4233ec59-883d-433b-ac17-6fd7a3fafa8b
Parsons, Aaron D.
4233ec59-883d-433b-ac17-6fd7a3fafa8b
Brocklesby, William
c53ca2f6-db65-4e19-ad00-eebeb2e6de67

Parsons, Aaron D. (2014) Coherent diffraction imaging using a high harmonic source at 40 eV. University of Southampton, Physical Sciences and Engineering, Doctoral Thesis, 134pp.

Record type: Thesis (Doctoral)

Abstract

This thesis presents the current status of coherent diffractive imaging and ptychography using the high harmonic at the University of Southampton. The full system used to generate the 40 eV radiation and collect the far-field speckle patterns is outlined and critical criteria discussed. The algorithms used to re-phase the data are outlined and some simple 1-dimensional examples are given. The question of how to appropriately state the resolution of a coherent diffraction system is addressed and the concluding results are applied to the work in the experimental chapters, of which this thesis contains two.
The first, is a published result which investigates the treatment of partial temporal coherence through the coherent diffraction process. Partial coherence for a high harmonic source is slightly more complex to treat than standard broad-bandwidth sources since the spectrum is modulated by the narrow-bandwidth harmonic comb underneath a broad-bandwidth envelope. An experimental investigation is presented by illuminating the same amplitude mask under broad-band and narrow band conditions using the same imaging systems. The results are discussed and conclude that a much greater than expected (20%) relative bandwidth can used for such an experiment and still reproduce a reliable and fairly stable reconstruction. This construction is not a solution to the phase problem however, and hence only provides an improved support constraint for potential further processing.
The second experimental chapter presents novel and currently unpublished work using the high harmonic source to obtain iterative ptychograms of complex-valued extended samples. This represents the first documented result of ptychography using a lab-based source of short wavelength radiation. Defects in the Molybdenum pinhole used to define the illumination function are investigated and provide a thickness for the defect area of 6 nm x 1 nm with a pixel size of 90 nm. The sample under investigation for this experiment was a substrate with fixed cultured hippocampal neurons. An investigation of one of the neurite processes of this sample is made and identification of the neurite as an axon is deduced via analysis of the samples dielectric loss tangent.

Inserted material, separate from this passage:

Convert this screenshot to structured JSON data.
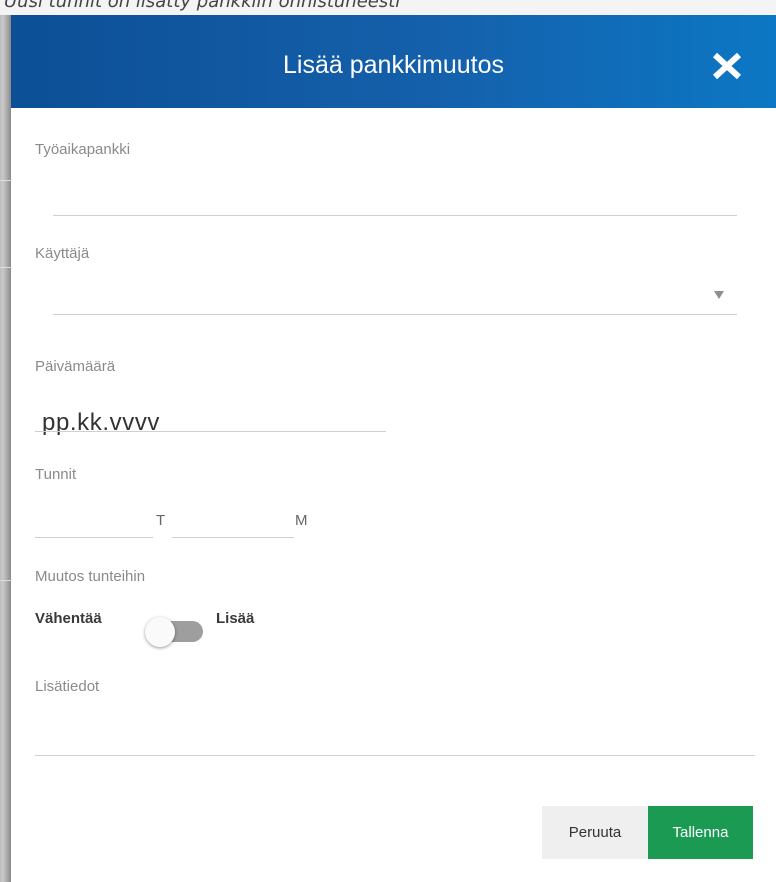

Text
Parsons.pdf - Other
Download (16MB)

More information

Published date: 4 August 2014
Organisations: University of Southampton, Optoelectronics Research Centre

Identifiers

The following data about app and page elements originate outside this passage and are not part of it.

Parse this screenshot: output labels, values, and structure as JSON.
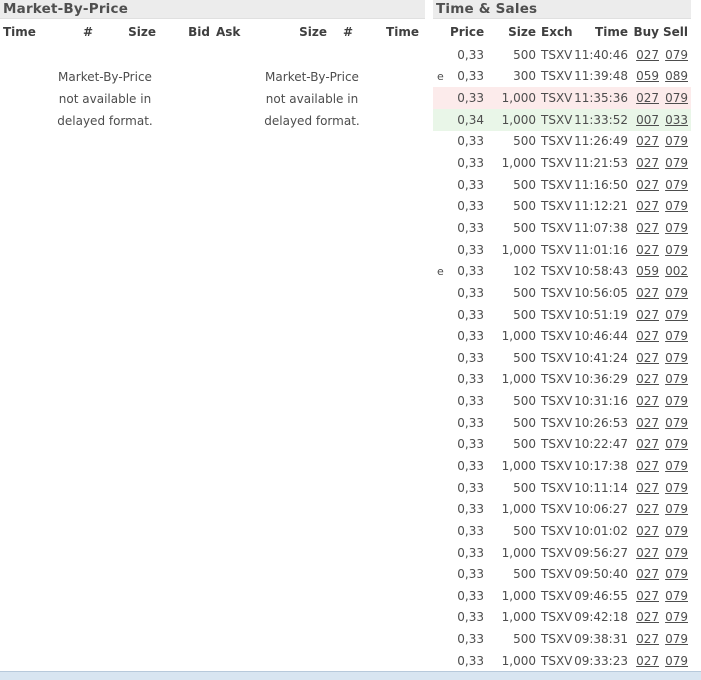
{
  "market_by_price": {
    "title": "Market-By-Price",
    "columns": [
      "Time",
      "#",
      "Size",
      "Bid",
      "Ask",
      "Size",
      "#",
      "Time"
    ],
    "bid_message": [
      "Market-By-Price",
      "not available in",
      "delayed format."
    ],
    "ask_message": [
      "Market-By-Price",
      "not available in",
      "delayed format."
    ]
  },
  "time_and_sales": {
    "title": "Time & Sales",
    "columns": [
      "Price",
      "Size",
      "Exch",
      "Time",
      "Buy",
      "Sell"
    ],
    "colors": {
      "highlight_downtick": "#fcebeb",
      "highlight_uptick": "#e9f6e8"
    },
    "rows": [
      {
        "marker": "",
        "price": "0,33",
        "size": "500",
        "exch": "TSXV",
        "time": "11:40:46",
        "buy": "027",
        "sell": "079",
        "tick": ""
      },
      {
        "marker": "e",
        "price": "0,33",
        "size": "300",
        "exch": "TSXV",
        "time": "11:39:48",
        "buy": "059",
        "sell": "089",
        "tick": ""
      },
      {
        "marker": "",
        "price": "0,33",
        "size": "1,000",
        "exch": "TSXV",
        "time": "11:35:36",
        "buy": "027",
        "sell": "079",
        "tick": "down"
      },
      {
        "marker": "",
        "price": "0,34",
        "size": "1,000",
        "exch": "TSXV",
        "time": "11:33:52",
        "buy": "007",
        "sell": "033",
        "tick": "up"
      },
      {
        "marker": "",
        "price": "0,33",
        "size": "500",
        "exch": "TSXV",
        "time": "11:26:49",
        "buy": "027",
        "sell": "079",
        "tick": ""
      },
      {
        "marker": "",
        "price": "0,33",
        "size": "1,000",
        "exch": "TSXV",
        "time": "11:21:53",
        "buy": "027",
        "sell": "079",
        "tick": ""
      },
      {
        "marker": "",
        "price": "0,33",
        "size": "500",
        "exch": "TSXV",
        "time": "11:16:50",
        "buy": "027",
        "sell": "079",
        "tick": ""
      },
      {
        "marker": "",
        "price": "0,33",
        "size": "500",
        "exch": "TSXV",
        "time": "11:12:21",
        "buy": "027",
        "sell": "079",
        "tick": ""
      },
      {
        "marker": "",
        "price": "0,33",
        "size": "500",
        "exch": "TSXV",
        "time": "11:07:38",
        "buy": "027",
        "sell": "079",
        "tick": ""
      },
      {
        "marker": "",
        "price": "0,33",
        "size": "1,000",
        "exch": "TSXV",
        "time": "11:01:16",
        "buy": "027",
        "sell": "079",
        "tick": ""
      },
      {
        "marker": "e",
        "price": "0,33",
        "size": "102",
        "exch": "TSXV",
        "time": "10:58:43",
        "buy": "059",
        "sell": "002",
        "tick": ""
      },
      {
        "marker": "",
        "price": "0,33",
        "size": "500",
        "exch": "TSXV",
        "time": "10:56:05",
        "buy": "027",
        "sell": "079",
        "tick": ""
      },
      {
        "marker": "",
        "price": "0,33",
        "size": "500",
        "exch": "TSXV",
        "time": "10:51:19",
        "buy": "027",
        "sell": "079",
        "tick": ""
      },
      {
        "marker": "",
        "price": "0,33",
        "size": "1,000",
        "exch": "TSXV",
        "time": "10:46:44",
        "buy": "027",
        "sell": "079",
        "tick": ""
      },
      {
        "marker": "",
        "price": "0,33",
        "size": "500",
        "exch": "TSXV",
        "time": "10:41:24",
        "buy": "027",
        "sell": "079",
        "tick": ""
      },
      {
        "marker": "",
        "price": "0,33",
        "size": "1,000",
        "exch": "TSXV",
        "time": "10:36:29",
        "buy": "027",
        "sell": "079",
        "tick": ""
      },
      {
        "marker": "",
        "price": "0,33",
        "size": "500",
        "exch": "TSXV",
        "time": "10:31:16",
        "buy": "027",
        "sell": "079",
        "tick": ""
      },
      {
        "marker": "",
        "price": "0,33",
        "size": "500",
        "exch": "TSXV",
        "time": "10:26:53",
        "buy": "027",
        "sell": "079",
        "tick": ""
      },
      {
        "marker": "",
        "price": "0,33",
        "size": "500",
        "exch": "TSXV",
        "time": "10:22:47",
        "buy": "027",
        "sell": "079",
        "tick": ""
      },
      {
        "marker": "",
        "price": "0,33",
        "size": "1,000",
        "exch": "TSXV",
        "time": "10:17:38",
        "buy": "027",
        "sell": "079",
        "tick": ""
      },
      {
        "marker": "",
        "price": "0,33",
        "size": "500",
        "exch": "TSXV",
        "time": "10:11:14",
        "buy": "027",
        "sell": "079",
        "tick": ""
      },
      {
        "marker": "",
        "price": "0,33",
        "size": "1,000",
        "exch": "TSXV",
        "time": "10:06:27",
        "buy": "027",
        "sell": "079",
        "tick": ""
      },
      {
        "marker": "",
        "price": "0,33",
        "size": "500",
        "exch": "TSXV",
        "time": "10:01:02",
        "buy": "027",
        "sell": "079",
        "tick": ""
      },
      {
        "marker": "",
        "price": "0,33",
        "size": "1,000",
        "exch": "TSXV",
        "time": "09:56:27",
        "buy": "027",
        "sell": "079",
        "tick": ""
      },
      {
        "marker": "",
        "price": "0,33",
        "size": "500",
        "exch": "TSXV",
        "time": "09:50:40",
        "buy": "027",
        "sell": "079",
        "tick": ""
      },
      {
        "marker": "",
        "price": "0,33",
        "size": "1,000",
        "exch": "TSXV",
        "time": "09:46:55",
        "buy": "027",
        "sell": "079",
        "tick": ""
      },
      {
        "marker": "",
        "price": "0,33",
        "size": "1,000",
        "exch": "TSXV",
        "time": "09:42:18",
        "buy": "027",
        "sell": "079",
        "tick": ""
      },
      {
        "marker": "",
        "price": "0,33",
        "size": "500",
        "exch": "TSXV",
        "time": "09:38:31",
        "buy": "027",
        "sell": "079",
        "tick": ""
      },
      {
        "marker": "",
        "price": "0,33",
        "size": "1,000",
        "exch": "TSXV",
        "time": "09:33:23",
        "buy": "027",
        "sell": "079",
        "tick": ""
      }
    ]
  }
}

Local EPrints ID: 370609
URI: http://eprints.soton.ac.uk/id/eprint/370609
PURE UUID: dfc0edcb-6585-4516-8155-bfdfa7fef270
ORCID for William Brocklesby: ORCID iD orcid.org/0000-0002-2123-6712

Catalogue record

Date deposited: 03 Nov 2014 10:53
Last modified: 06 Jun 2018 13:12

Export record

Contributors

Author: Aaron D. Parsons
Thesis advisor: William Brocklesby ORCID iD

University divisions

Download statistics

Downloads from ePrints over the past year. Other digital versions may also be available to download e.g. from the publisher's website.

View more statistics

Atom RSS 1.0 RSS 2.0

Contact ePrints Soton: eprints@soton.ac.uk

ePrints Soton supports OAI 2.0 with a base URL of http://eprints.soton.ac.uk/cgi/oai2

This repository has been built using EPrints software, developed at the University of Southampton, but available to everyone to use.

We use cookies to ensure that we give you the best experience on our website. If you continue without changing your settings, we will assume that you are happy to receive cookies on the University of Southampton website.

×